Synergy is the key to effectively utilizing diversity in an organization. Synergistic management strategy recognizes cultural difference and similarity and views it as a resource. Difference and similarity have the same weight of importance. There are many ways to live and work; which way is best depends on the situation.
Most management practices are one of four basic approaches. By themselves, these approaches may be appropriate actions to take. However, they do not necessarily create synergy. Each has advantages and disadvantages.

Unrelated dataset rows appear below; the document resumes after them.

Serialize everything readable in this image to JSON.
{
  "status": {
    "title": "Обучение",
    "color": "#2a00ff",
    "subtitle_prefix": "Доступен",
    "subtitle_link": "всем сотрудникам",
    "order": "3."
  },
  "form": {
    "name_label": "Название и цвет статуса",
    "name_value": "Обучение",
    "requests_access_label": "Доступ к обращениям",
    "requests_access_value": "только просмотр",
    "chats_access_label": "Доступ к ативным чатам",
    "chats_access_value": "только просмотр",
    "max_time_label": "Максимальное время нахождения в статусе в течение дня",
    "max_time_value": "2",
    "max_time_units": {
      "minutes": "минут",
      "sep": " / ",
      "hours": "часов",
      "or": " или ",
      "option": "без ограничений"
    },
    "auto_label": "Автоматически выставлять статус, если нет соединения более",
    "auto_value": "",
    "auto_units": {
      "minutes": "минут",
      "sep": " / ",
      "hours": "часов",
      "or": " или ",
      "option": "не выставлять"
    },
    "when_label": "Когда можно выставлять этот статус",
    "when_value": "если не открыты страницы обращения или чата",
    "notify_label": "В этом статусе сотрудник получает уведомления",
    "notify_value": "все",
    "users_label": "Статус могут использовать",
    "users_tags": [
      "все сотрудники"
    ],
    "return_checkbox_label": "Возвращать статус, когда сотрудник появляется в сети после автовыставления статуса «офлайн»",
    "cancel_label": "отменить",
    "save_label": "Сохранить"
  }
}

For example, managers can choose to maintain their existing behaviors and approaches. These were learned at home, and sometimes the manager truly believes they are the right way. This can potentially cost business relationships. Even so, it can sometimes be the best choice — especially when ethics are involved. Conversely, managers can attempt to blend in with the cultures in which they find themselves. This can be effective for creating business in the target culture. On the other hand, it can cause a gap with the original culture.
Blending the first two creates a compromise. The danger with this approach is that it can alienate stakeholders still immersed in the home culture. This is usually true if others believe the manager is sacrificing too much.
Cultural conflict can also simply be ignored or avoided. Managers can allow cultural practices or behaviors to pass uncontested. Sometimes, the cost of this kind of avoidance is low. That means this can be a useful approach, especially when the potential gain from maintaining business is high.
Synergy is different from these approaches because it creates a new system for addressing problems. Synergy can mean combining these approaches in various ways. Or, it can mean coming up with something entirely new. Either way, it does not ignore or minimizes the problem. Instead, it consciously leverages difference as a resource to be creatively used.
There are three steps managers and team leaders can use to create a problem solving approach that builds synergy:
Describe the situation: include both a recognition of the problem and the perspectives of all cultures involved. Avoid interpretation or evaluation; just describe the problem, drawing in as many perspectives as possible.
Culturally interpret the situation: Recognize historical and cultural assumptions and implications. Question what is motivating behaviors. Remember that all behavior is rational from that person’s perspective. Draw on multiple perspectives to illuminate that rationale.
Increase cultural creativity: Learn how to enhance effectiveness and productivity from other cultures. Also, try to find ways to effectively combine and leverage the various cultures involved in a situation. Look for opportunities to equalize advantages and disadvantages so that all involved can bring forward their best thoughts and abilities. Seize opportunities to make everyone happy without compromising anything that truly matters to any party involved. Think outside the box created by your own cultural perspectives!
What problem have you solved using intercultural synergy?
Adler, N.J. and Gundersen, A. (2002). International dimensions of organizational behavior. Mason, OH: Thomson South-Western.